I decided on a compromise. I would make a shirt/bag and a little vest. I made it about a month before the event, and based the sizing off some of the baby clothes I thought would be the right size.
The shirt is muslin. The vest is embroidered silk with a cotton lining.
They turned out soooo cute! And my baby was eating sooooooo much!
I ended up putting 2 inch side panels from arm to hem in the shirt and stretchy knit side panels in the vest. Crisis averted!
And now to introduce Xander! This is his first fitting for the outfit, right after I made it. I realized it was too small in this picture. He wasn't sure about this whole endeavor, but I love his expression of long-suffering here. I'm sure I'll see this expression much more in the coming years.
Xander's introduction at court went great. The Queen herself is expecting - and their son will be just a few months younger than Xander. I'm sure they'll get to know each other over the years.
Ahhhh, brocade. I really like the stuff as a way to get patterns into the fabric of my Renaissance outfits without a print.
Our patron "M" had asked for something red, with roses. We were under a huuuuuge time crunch. I first ordered some burgundy polyester, but it was the cheap stuff. In a rush I found a listing for this fabric on Etsy and it turned out PERFECT. A little texture, some weight to it, and a nice balance of a deep color that wasn't too red or purple.

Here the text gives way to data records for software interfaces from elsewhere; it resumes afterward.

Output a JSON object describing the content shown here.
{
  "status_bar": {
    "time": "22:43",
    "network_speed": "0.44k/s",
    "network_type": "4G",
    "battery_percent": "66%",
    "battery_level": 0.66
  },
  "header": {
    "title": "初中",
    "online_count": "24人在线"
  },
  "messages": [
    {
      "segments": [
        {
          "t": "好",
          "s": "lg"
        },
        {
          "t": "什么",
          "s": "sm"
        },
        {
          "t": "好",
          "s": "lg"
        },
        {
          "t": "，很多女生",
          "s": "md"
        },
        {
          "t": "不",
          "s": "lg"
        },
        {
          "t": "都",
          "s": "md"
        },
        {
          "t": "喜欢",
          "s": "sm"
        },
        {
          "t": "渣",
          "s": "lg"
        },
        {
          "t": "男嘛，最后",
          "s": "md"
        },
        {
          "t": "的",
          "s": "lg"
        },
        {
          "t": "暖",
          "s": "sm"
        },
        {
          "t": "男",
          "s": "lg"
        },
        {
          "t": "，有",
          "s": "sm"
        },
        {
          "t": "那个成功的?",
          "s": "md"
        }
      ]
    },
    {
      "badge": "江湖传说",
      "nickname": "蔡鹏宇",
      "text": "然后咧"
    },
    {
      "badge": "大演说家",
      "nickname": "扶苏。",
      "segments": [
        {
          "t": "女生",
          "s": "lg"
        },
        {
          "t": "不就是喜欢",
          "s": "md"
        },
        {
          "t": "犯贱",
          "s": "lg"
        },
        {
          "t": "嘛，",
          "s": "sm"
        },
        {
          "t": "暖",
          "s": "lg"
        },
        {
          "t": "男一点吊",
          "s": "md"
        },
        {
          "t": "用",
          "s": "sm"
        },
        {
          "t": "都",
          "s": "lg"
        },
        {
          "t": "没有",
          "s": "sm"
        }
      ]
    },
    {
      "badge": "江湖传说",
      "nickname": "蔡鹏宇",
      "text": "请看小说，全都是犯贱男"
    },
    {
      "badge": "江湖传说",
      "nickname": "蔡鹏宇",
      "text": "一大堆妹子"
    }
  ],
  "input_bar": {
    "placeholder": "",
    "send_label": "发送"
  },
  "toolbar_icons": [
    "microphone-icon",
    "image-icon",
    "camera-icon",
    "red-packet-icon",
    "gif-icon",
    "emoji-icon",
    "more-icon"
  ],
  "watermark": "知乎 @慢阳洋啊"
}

The remaining two pieces to the scholar's outfit were a tabard/vest of some sort, and the necessary scholar's robes. The tabard was easy: it is a tent of an outfit with arm holes and neck holes. I opted to use the yoke pattern from a shirt for the front and a doublet pattern for the back, and do a simple v-neck cutout, and then have the sides lace up. That way there would be some interest to the garment if the robes were removed, but it would remain a simple cut to show off the brocade. To conserve fabric only the front was made of the fancy fabric, though the whole thing was lined.
And lastly the robes! At this point I really didn't even use a pattern. It was going to be a drop shoulder robe anyway; I just used the shoulder measurements for width, and guessed on the length.
Only the sleeves were fully lined with the brocade. The black fabric is a heavier weight linen. I added the big flap at the shoulders to give the robe a bit more of a tailored shape, which also let me add some fabric at the sides for better "swishability" when walking. The collar is just a strip of fabric.
Finished robe! If it looks a little like Harry Potter school uniforms, it should. A version of the scholar's uniform is still used in British private schools and in the US as graduation robes.
Unlike some other commissions, for this one Kate and I had a reference photo to work from. Our friend "M" found it on Pinterest and after some internet sleuthing I found a source.
We didn't get any fantastic pictures of our friend that weekend in costume. The weather was miserable. These were the best I could find in my archives:
Twins each with half a brain in reality; the other half displayed here!